How many times have you wished you could be more resilient when faced with adverse events? Are you the type of person who harbors residual negative feelings and emotions well after such events have passed? Your time, energy, health, emotional capital, and day to day successes are highly impacted by your capacity to let go of adversity. In fact, if you do not let go, the residual emotional toxicity will contaminate everything around you. Fortunately, letting go is something you control.
Resilience is the capacity to recover quickly from difficulties; toughness.
In my audio books, keynotes, and training, I outline nine different moves you can apply to help you quickly let go of unfortunate, misfortunate and challenging events and circumstances. Don't worry; other potentially disrupting events are on the way. As a 33 year sales professional, here is the first move I make when encountering a crisis or challenge.
Focus on what you can control
When faced with a challenge or crisis, the natural tendency is to invest time, energy, and emotional capital into aspects of the event which are beyond your control—other people's thoughts, words, and actions, how and why things happened, etc. Unfortunately, this path is an unfulfilling dead end. You know you are on this path when you experience negative feelings and emotions, such as frustration, anger, and hopelessness.
Your path to greater resilience lies in your ability to assess what you cannot control as soon as possible, and then shift focus and resources towards what you can control—your thoughts, words, and actions. A move you can sharpen with practice.
Remember this quote when you think about resilience, it's not what happens, but how you respond to what happens that determines the degree of your resilience. This statement takes on it's the greatest meaning when what's happening is happening directly to you.
As we were remodeling the house from top to bottom and adding a few hundred square feet, I anticipated things would not always go as planned. Each time there was an issue (and there were many), instead of responding with an emotional outburst and placing blame, I boosted my resilience by asking one simple question, what must happen to solve this issue and move forward? Whatever was required to expedite the solution—going to the hardware store or paint retailer, making a call, ordering a part, or getting the contractor to address the problem—I handled the issue, let it go, and moved on without residual emotional baggage.

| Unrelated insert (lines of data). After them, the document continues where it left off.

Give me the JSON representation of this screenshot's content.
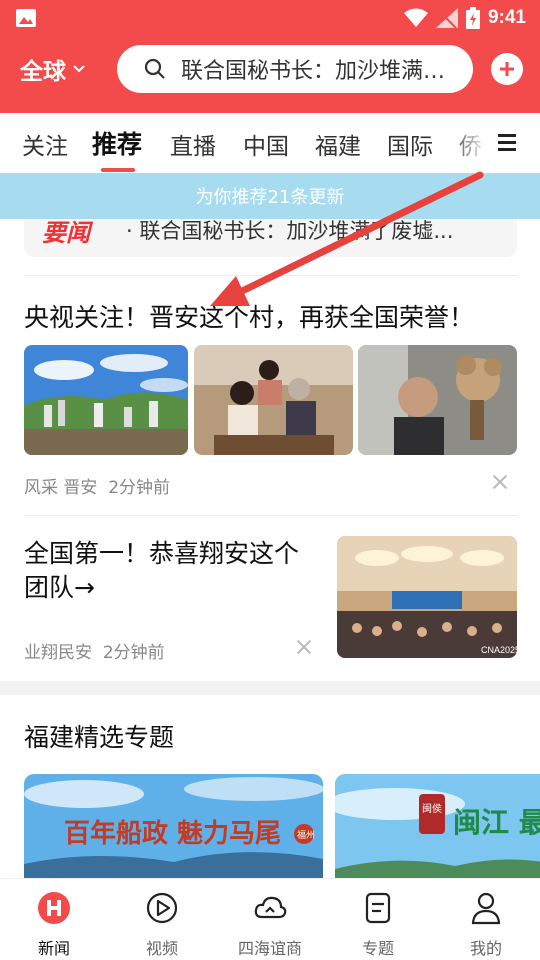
{
  "status_bar": {
    "time": "9:41"
  },
  "header": {
    "region_label": "全球",
    "search_text": "联合国秘书长：加沙堆满…",
    "colors": {
      "brand": "#f34a4c"
    }
  },
  "tabs": [
    {
      "label": "关注"
    },
    {
      "label": "推荐"
    },
    {
      "label": "直播"
    },
    {
      "label": "中国"
    },
    {
      "label": "福建"
    },
    {
      "label": "国际"
    },
    {
      "label": "侨"
    }
  ],
  "banner": {
    "text": "为你推荐21条更新"
  },
  "partial_card": {
    "tag": "要闻",
    "text": "· 联合国秘书长：加沙堆满了废墟..."
  },
  "articles": [
    {
      "title": "央视关注！晋安这个村，再获全国荣誉！",
      "source": "风采 晋安",
      "time": "2分钟前"
    },
    {
      "title": "全国第一！恭喜翔安这个团队→",
      "source": "业翔民安",
      "time": "2分钟前",
      "image_watermark": "CNA2025"
    }
  ],
  "section": {
    "title": "福建精选专题",
    "cards": [
      {
        "art_text": "百年船政 魅力马尾",
        "stamp": "福州"
      },
      {
        "art_text": "闽江 最美的闽",
        "stamp": "闽侯"
      }
    ]
  },
  "bottom_nav": [
    {
      "label": "新闻",
      "icon": "news-icon"
    },
    {
      "label": "视频",
      "icon": "play-icon"
    },
    {
      "label": "四海谊商",
      "icon": "cloud-icon"
    },
    {
      "label": "专题",
      "icon": "document-icon"
    },
    {
      "label": "我的",
      "icon": "person-icon"
    }
  ]
}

Regardless of the event, immediately shifting your attention towards what you can control puts you on the fast track to recovery.
About the author:
Michael J. Russ is a 33-year sales professional, president of Powerful Living International, and the founder of Zero Adversity Training. In his transformational keynotes, trainings, and coaching, he imparts practical methods anyone can weave into their everyday life to enhance happiness, fulfillment, passion, and success. www.michaeljruss.com